IPv6 enabled websites are steadily increasing as the availability of IPv4 addresses continue to diminish. While most current company network architectures already support IPv4, it is crucial that applications be ready to support the new IPv6. Migrating to IPv6 is not easy and challenges may arise involving both the network and application layers, as zveloLABS.
At the network layer, one challenge that may arise is when an ISP does not support IPv6. There are a few workarounds; including using IPv6 tunneling and/or tunnel brokers to enable IPv6 connectivity. Hurricane Electric, Freenet6 and SixXS are among the most popular companies that provide IPv6 connectivity solutions. zvelo made similar arrangements with our ISP providers to address the network requirements for processing URLS that reside within IPv6 networks.
The modification of programming libraries presents its own challenges, as approaches implemented by programming languages to support IPv6 differ from one another. Some programming languages, like C/C++, Perl and PHP, do not support IPv6 natively. This means that many libraries will not be backwards compatible when IPv6 support is added to them.
A specific example of this is Perl 5.10, which does not support IPv6. External modules such as Net::INET6Glue, Socket6, IO::Socket::INET6 and IO::Socket::IP take care of some aspects of the needed support, but none of them cover all of the necessary upgrades. Since the developer community is still currently in process of supporting IPv6, there is a possibility that these modules will not be backwards compatible as well.
After testing a number of the external modules listed above, we concluded IO::Socket::IP was the best match for our needs. Its purpose is to replace the IO::Socket::INET module which plays an important role in developing networking applications. IO::Socket::IP also supports both IPv4 and IPv6. In Perl 5.10, this module is dependent with the Socket6 module, which coincidentally will no longer be required in Perl 5.14. In testing, it was found that the IO::Socket::IP module did require some additional changes on top of the support it offered. One example of this was found in the Net::HTTP module where the code to parse a URL was retrieving the port by using a colon as a delimiter (which conflicted with the IPv6 address which uses a colon as a separator).

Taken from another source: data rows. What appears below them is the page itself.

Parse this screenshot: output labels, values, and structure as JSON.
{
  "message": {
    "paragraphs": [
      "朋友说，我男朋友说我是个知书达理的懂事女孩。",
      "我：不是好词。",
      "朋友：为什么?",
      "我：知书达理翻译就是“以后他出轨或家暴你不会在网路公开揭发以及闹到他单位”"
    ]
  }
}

In the near future, websites that use IPv6 will coexist with other IPv4 sites. IPv6 will not immediately replace IPv4, though.
As initially stressed, supporting IPv6 comes with many challenges. Finding the right workaround may boil down to experimentation. zveloLABS trusts that the sharing of our own findings proves beneficial in finding something that works to ensure IPv6 connectivity.